Doug Laderer, 58, is always up for a physical challenge. A veteran biker, the Longridge Drive resident completed the Bike MS 150 from Pittsburgh to Lake Erie seven years in a row to raise money for multiple sclerosis research. His eldest daughter Sarah, 26, also loves to cross the finish line. A runner, she finished 36th among women in the 2018 Pittsburgh Marathon and qualified for the Boston Marathon next April.
Last fall, however, the father-daughter team took on a five-day challenge that meant much more to them than any past race. They set out to bike 335 miles roundtrip to Washington, D.C., to raise money to fund research into anaplastic lymphoma kinase (ALK) positive non-small cell lung cancer. The reason? Doug’s brother, Greg, is living with this rare type of cancer that typically affects younger non-smokers. Their mother, Shirley Finlay Laderer, also a non-smoker died from non-small cell lung cancer in 2004. (The ALK positive gene had not been discovered.)
Greg is an artist who grew up in Mt. Lebanon, the middle of three brothers, and lived here before moving to Booth Bay, Maine, where he now resides with his wife, Beth, and their daughter, Avery, 25. Doug, the youngest brother, is married to a fellow Mt. Lebanon grad, Tracy Hug Laderer, and they have two other daughters, Maggie, 23, and Christine, 21. Doug and Greg’s older brother, Bob, is a physician in New Orleans.

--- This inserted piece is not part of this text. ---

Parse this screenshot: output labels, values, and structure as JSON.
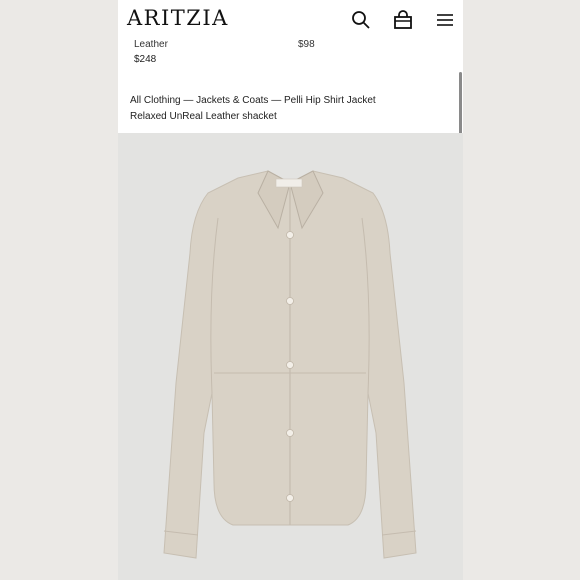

When Greg was diagnosed 18 months ago, the disease already had spread to his spine, ribs, liver and brain, as is typical with this type of cancer, His cancer currently is suppressed by targeted therapy that inhibits the gene from signaling, but it cannot be cured—at least not yet. It was Greg who suggested his brother and niece ride. “Next time, why not do it to raise money for research on the type of cancer I have,” he asked.
Doug says only 4 to 5 percent of people with non-small cell lung cancer have the ALK gene mutation, a rearrangement of the ALK gene that causes a malfunction in the human body that produces cancerous cells. Four treatments for ALK positive lung cancer currently are available, but they don’t work on everyone and, if they work, it’s only for a period of time, he adds: “The cancer always seems always to figure a way around it.”
More research could change that. “We need earlier detection,” because people don’t find out about it until stage four, when it has spread throughout their bodies,” Greg says, “And we need to open a window of time, where research will figure out something to either cure [the cancer] or put it at bay for longer periods of time”
On the positive side, “extremely fast progress” has been made since their mother died, Doug says. When the ALK positive gene was discovered in 2009, survivors and their caregivers around the world united to provide “information, support and empathy.” They organized ALK Positive as a 501c3 nonprofit (www.alkpositive.org/) and are partnering with LUNGevity to fund research proposals that seek to overcome the resistance to targeted therapies, eventually making ALK positive lung cancer a chronic condition. So far the group has raised close to $600,000 and has recently awarded three major research grants.
Doug and Sarah set out on their cross bikes wearing customized T-shirts that said, “Cycling to Save My Brother,” and “Cycling to Save My Uncle,” and carrying cards imprinted with the donation website. They got lots of questions—and contributions—along the way.
They didn’t reach their original destination—heavy rain had flooded out the old canal towpath along the Potomac River en route to the nation’s capital. But they did complete the promised 335 miles. “We rode to Cumberland—150 miles away—and back and biked the extra miles around Pittsburgh,” Doug says.
They arrived home in Pittsburgh on September 24, Greg’s 61st birthday, and were thrilled to find he had made a surprise visit to Mt. Lebanon from Maine so they could celebrate together.
Doug and Sarah’s race was not just for money but for time—more time with their loved one, more time for others who will receive this earth-shattering diagnosis in the future. Their original goal was to raise $10,000. They reached that in eight days and by November 1 had raised more than $30,000, which they hope to double.
“Greg is really overwhelmed by what we did and by the generous outpouring of donations that have come from it” says Doug. Many donations came from Mt. Lebanon friends and the fraternity brothers (years 1975-85) of Penn State’s Phi Kappa Psi chapter, where both Doug and Greg were members.